“Fences” star and best supporting actress nominee Viola Davis sat in the section beside the stage, surrounded by fellow nominees Cara Speller (up for animated short film), Arianne Sutner (producer of the best animated feature film nominee “Kubo and the Two Strings”) and the glittering “La La Land” star Emma Stone.
At one point, Larson was spotted kneeling on the ground in front of Davis, who didn’t leave her post the entire evening, both all smiles.
Other nominated guests included Caroline Waterlow (“OJ: Made in America”), who commented that simply having women in higher-up positions will bring more women onto the scene.

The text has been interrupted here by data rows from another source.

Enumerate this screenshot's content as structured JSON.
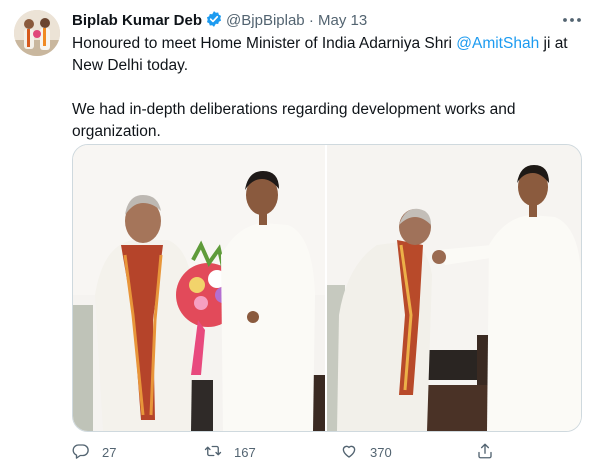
{
  "author": {
    "name": "Biplab Kumar Deb",
    "handle": "@BjpBiplab",
    "separator": "·",
    "date": "May 13"
  },
  "tweet": {
    "line1_before": "Honoured to meet Home Minister of India Adarniya Shri ",
    "mention": "@AmitShah",
    "line1_after": " ji at New Delhi today.",
    "paragraph2": "We had in-depth deliberations regarding development works and organization."
  },
  "actions": {
    "reply_count": "27",
    "retweet_count": "167",
    "like_count": "370"
  },
  "icons": [
    "verified-badge-icon",
    "more-icon",
    "reply-icon",
    "retweet-icon",
    "like-icon",
    "share-icon"
  ],
  "colors": {
    "accent": "#1d9bf0",
    "muted": "#536471",
    "text": "#0f1419",
    "border": "#cfd9de"
  }
}
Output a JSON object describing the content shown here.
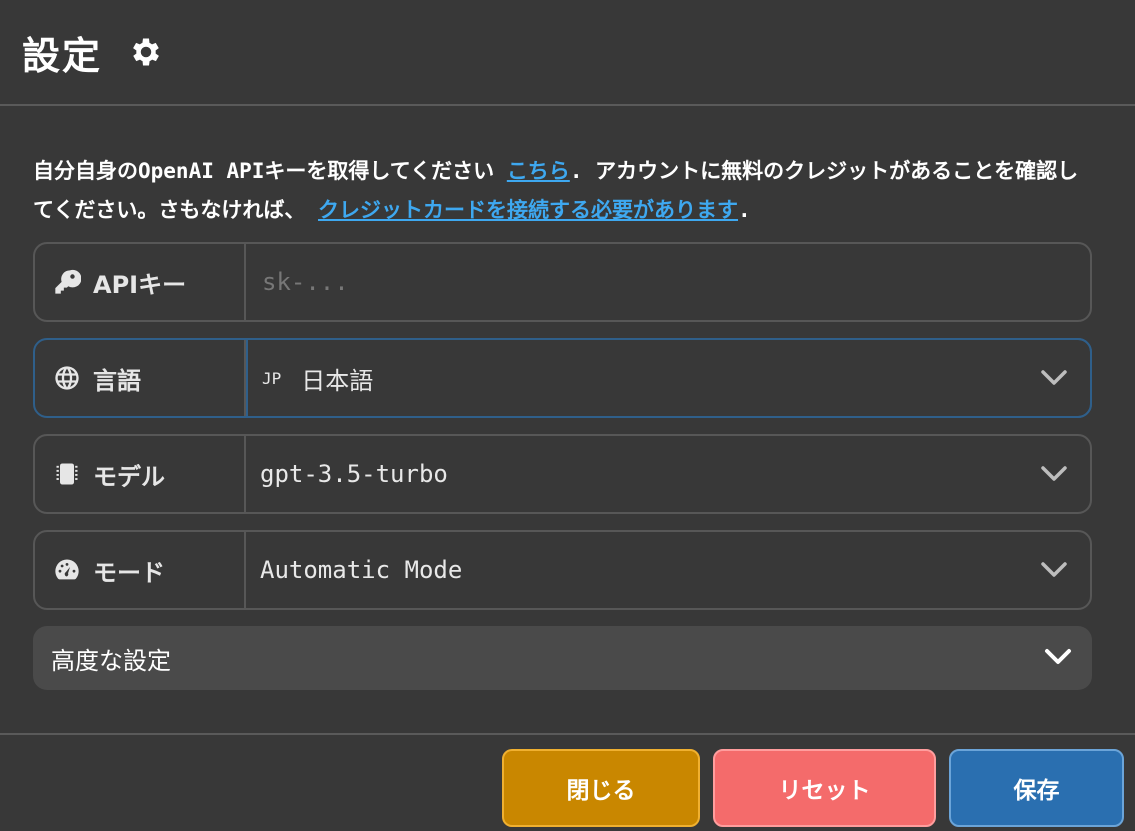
{
  "header": {
    "title": "設定",
    "icon": "gear-icon"
  },
  "description": {
    "text_before_link1": "自分自身のOpenAI APIキーを取得してください ",
    "link1": "こちら",
    "text_after_link1": ". アカウントに無料のクレジットがあることを確認してください。さもなければ、 ",
    "link2": "クレジットカードを接続する必要があります",
    "text_after_link2": "."
  },
  "fields": {
    "api_key": {
      "label": "APIキー",
      "icon": "key-icon",
      "value": "",
      "placeholder": "sk-..."
    },
    "language": {
      "label": "言語",
      "icon": "globe-icon",
      "flag": "JP",
      "value": "日本語"
    },
    "model": {
      "label": "モデル",
      "icon": "chip-icon",
      "value": "gpt-3.5-turbo"
    },
    "mode": {
      "label": "モード",
      "icon": "speedometer-icon",
      "value": "Automatic Mode"
    }
  },
  "advanced": {
    "label": "高度な設定"
  },
  "footer": {
    "close_label": "閉じる",
    "reset_label": "リセット",
    "save_label": "保存"
  },
  "colors": {
    "background": "#383838",
    "link": "#3ea8f0",
    "close_button": "#c98700",
    "reset_button": "#f46b6b",
    "save_button": "#2a6fb0",
    "focus_border": "#2f5f8a"
  }
}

Allison Schroeder (“Hidden Figures”), Joi McMillon (“Moonlight”), Mica Levi (“Jackie”) and Osnat Shurer (“Moana”) were also in attendance.
“La La Land” nominees Mildred Iatrou Morgan (for sound editing), Mary Zophres (for costume design) and Ai-Ling Lee (sound editing and mixing) took a moment to catch up and chat with “Kubo’s” Sutner, while Zoe Kravitz sat with her “Dope” co-star Kiersey Clemons.
Keegan Michael-Key seemed to have gathered a small crowd as he gesticulated in ways that suggested the comedian was telling a very funny joke.
Gaby Hoffman and Amy Landecker took a moment to pose with “Westworld’s” Angela Sarafyan. The “Transparent” stars spent much of the evening in each others’ company, often laughing while meeting fellow actresses.
Viggo Mortenson came to support his “Captain Fantastic” co-star Annalise Basso, who held court as guests came to say hello in one of the club’s reserved seating areas. Mortenson is up for best actor for his role in the film.
Many more guests sauntered about the room, which had cleared out some about an hour after the speeches. But even as they grabbed their gift bags (containing a limited edition Stella Artois chalice), many remarked on what a great party WIF threw and how happy they were to be able to gather and celebrate the many women who helped make this year’s best films possible.
(Pictured: WIF president Cathy Schulman, Brie Larson and Emma Stone)